I am often asked in one-on-one conversations and group discussions whether Marketers should concentrate their resources on a single unique strategy, or spread their effort across many campaigns. Apart from the obvious argument that the “CMO should not put all their eggs in one basket”, there are real benefits to exploiting all options when developing marketing plans to deliver the demand generation needs of the business.

There is a natural tendency for people to believe that the latest and greatest technology idea or trend will provide a simple and affordable solution to complex business problems. This is evident today by the emphasis on social or inbound marketing as the single source of leads. Many people are extrapolating that since social is huge (which is obvious) and everyone is talking only about content marketing, that today’s CMO just needs to concentrate on one or both of these and the demand generation problem is solved. This is clearly not the case. I’m not suggesting that both of these areas aren’t of enormous value when used as part of an integrated plan, but building a successful and credible inbound source of leads can take time.

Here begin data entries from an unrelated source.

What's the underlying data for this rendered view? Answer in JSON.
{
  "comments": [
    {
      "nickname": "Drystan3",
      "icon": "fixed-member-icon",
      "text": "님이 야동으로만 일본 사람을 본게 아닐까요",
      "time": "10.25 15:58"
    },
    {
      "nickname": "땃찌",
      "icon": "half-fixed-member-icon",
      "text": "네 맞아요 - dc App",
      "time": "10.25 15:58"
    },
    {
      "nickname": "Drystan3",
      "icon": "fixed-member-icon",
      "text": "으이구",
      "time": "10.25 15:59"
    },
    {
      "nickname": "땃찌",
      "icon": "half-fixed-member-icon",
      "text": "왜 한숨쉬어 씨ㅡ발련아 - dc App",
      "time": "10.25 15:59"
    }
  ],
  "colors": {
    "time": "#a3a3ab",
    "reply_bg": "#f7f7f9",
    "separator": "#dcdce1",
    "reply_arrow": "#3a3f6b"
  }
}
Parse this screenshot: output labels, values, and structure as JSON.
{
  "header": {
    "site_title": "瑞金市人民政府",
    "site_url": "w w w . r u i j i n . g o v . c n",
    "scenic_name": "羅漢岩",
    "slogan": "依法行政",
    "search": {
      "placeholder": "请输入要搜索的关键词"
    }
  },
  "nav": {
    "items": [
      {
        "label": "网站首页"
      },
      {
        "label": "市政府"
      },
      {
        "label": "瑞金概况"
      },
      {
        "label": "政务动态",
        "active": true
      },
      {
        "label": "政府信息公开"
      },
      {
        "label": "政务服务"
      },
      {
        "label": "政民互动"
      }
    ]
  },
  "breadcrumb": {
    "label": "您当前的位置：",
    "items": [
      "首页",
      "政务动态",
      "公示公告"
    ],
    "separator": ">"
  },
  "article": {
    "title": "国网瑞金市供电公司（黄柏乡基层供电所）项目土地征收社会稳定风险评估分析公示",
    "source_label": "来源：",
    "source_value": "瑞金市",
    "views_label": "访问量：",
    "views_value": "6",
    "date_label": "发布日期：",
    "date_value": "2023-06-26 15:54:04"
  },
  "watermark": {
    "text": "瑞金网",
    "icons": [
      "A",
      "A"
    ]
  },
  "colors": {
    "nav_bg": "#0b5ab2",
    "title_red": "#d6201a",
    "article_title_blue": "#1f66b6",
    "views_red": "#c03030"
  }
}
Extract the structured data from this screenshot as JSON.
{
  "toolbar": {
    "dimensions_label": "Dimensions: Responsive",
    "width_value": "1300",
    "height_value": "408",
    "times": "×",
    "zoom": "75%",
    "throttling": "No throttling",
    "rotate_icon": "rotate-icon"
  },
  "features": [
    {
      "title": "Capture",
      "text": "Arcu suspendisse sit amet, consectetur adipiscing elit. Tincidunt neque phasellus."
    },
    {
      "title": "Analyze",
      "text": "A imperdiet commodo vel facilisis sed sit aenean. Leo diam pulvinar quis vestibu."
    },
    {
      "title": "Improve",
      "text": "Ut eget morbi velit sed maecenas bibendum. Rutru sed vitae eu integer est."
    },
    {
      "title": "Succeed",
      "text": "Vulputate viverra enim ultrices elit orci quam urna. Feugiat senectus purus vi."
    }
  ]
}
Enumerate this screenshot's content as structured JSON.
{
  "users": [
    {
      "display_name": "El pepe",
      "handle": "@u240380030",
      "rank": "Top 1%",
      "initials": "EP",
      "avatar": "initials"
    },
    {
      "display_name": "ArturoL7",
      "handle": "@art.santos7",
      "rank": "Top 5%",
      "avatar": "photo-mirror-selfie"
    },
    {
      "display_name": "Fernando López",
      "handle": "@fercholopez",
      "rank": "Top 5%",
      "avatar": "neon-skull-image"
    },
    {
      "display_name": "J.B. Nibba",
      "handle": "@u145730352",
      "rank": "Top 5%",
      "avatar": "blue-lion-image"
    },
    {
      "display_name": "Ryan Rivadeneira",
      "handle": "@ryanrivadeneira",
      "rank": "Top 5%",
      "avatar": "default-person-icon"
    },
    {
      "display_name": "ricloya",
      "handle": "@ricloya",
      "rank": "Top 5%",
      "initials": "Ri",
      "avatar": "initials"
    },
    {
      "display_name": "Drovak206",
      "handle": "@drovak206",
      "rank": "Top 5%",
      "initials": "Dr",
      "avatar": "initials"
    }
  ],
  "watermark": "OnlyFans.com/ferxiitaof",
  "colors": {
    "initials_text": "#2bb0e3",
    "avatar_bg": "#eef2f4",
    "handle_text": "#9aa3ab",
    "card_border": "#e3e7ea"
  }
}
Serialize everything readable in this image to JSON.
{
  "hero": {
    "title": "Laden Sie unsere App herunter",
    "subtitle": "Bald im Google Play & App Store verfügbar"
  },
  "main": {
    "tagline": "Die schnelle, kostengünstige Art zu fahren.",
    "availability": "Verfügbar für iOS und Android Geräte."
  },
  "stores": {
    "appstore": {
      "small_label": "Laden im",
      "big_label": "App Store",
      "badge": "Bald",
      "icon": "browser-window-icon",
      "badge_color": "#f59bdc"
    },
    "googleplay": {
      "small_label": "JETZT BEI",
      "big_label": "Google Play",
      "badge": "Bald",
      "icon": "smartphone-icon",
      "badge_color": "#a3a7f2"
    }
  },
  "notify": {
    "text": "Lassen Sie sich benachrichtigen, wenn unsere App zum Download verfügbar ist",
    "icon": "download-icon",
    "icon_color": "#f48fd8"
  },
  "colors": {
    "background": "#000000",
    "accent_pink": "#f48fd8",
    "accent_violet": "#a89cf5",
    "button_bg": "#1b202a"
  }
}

Diversify Your Efforts

This type of thinking is not new. During the dotcom bubble of the late nineties there was a similar problem. The view of “build it (a website) and they will come” prevailed as the way to ensure a massive business success at a negligible cost. As we now know, things didn’t work out that way and many companies wasted a lot of money by focusing on only one avenue. All businesses are sophisticated with lots of small moving parts and have, from a marketing perspective, lots of ways of engaging with prospects, leads and customers.

Implement a Mixed Campaign Strategy

When I am looking at our business plan for a year, I spend a lot of time considering where our leads for sales will come from. I always prefer a broad mix of campaigns that will support the different lead sources. Prospects are engaging in more ways than ever before, and being where your prospect is, be that at an in-person event, searching on Google, or on a relevant 3rd party website, is critical.

A Complete Strategy

A complete marketing strategy therefore starts with digital – web inbound supported by strong content, social, paid search, etc. In addition, I would plan regular and frequent events (offline & online), third party email, partner programs along with some very traditional sales outbound lead generation. This not only ensures that I am optimizing my reach, to my total target audience, but that I am also addressing each stage in my sales and marketing funnel, thereby answering the questions as and when the buyer asks them.

Through continuously measuring these campaigns I can decide which dial to turn up as appropriate throughout the year. Limiting my company to just a few leads sources probably means an incomplete plan with a reduced number of leads for the sales team.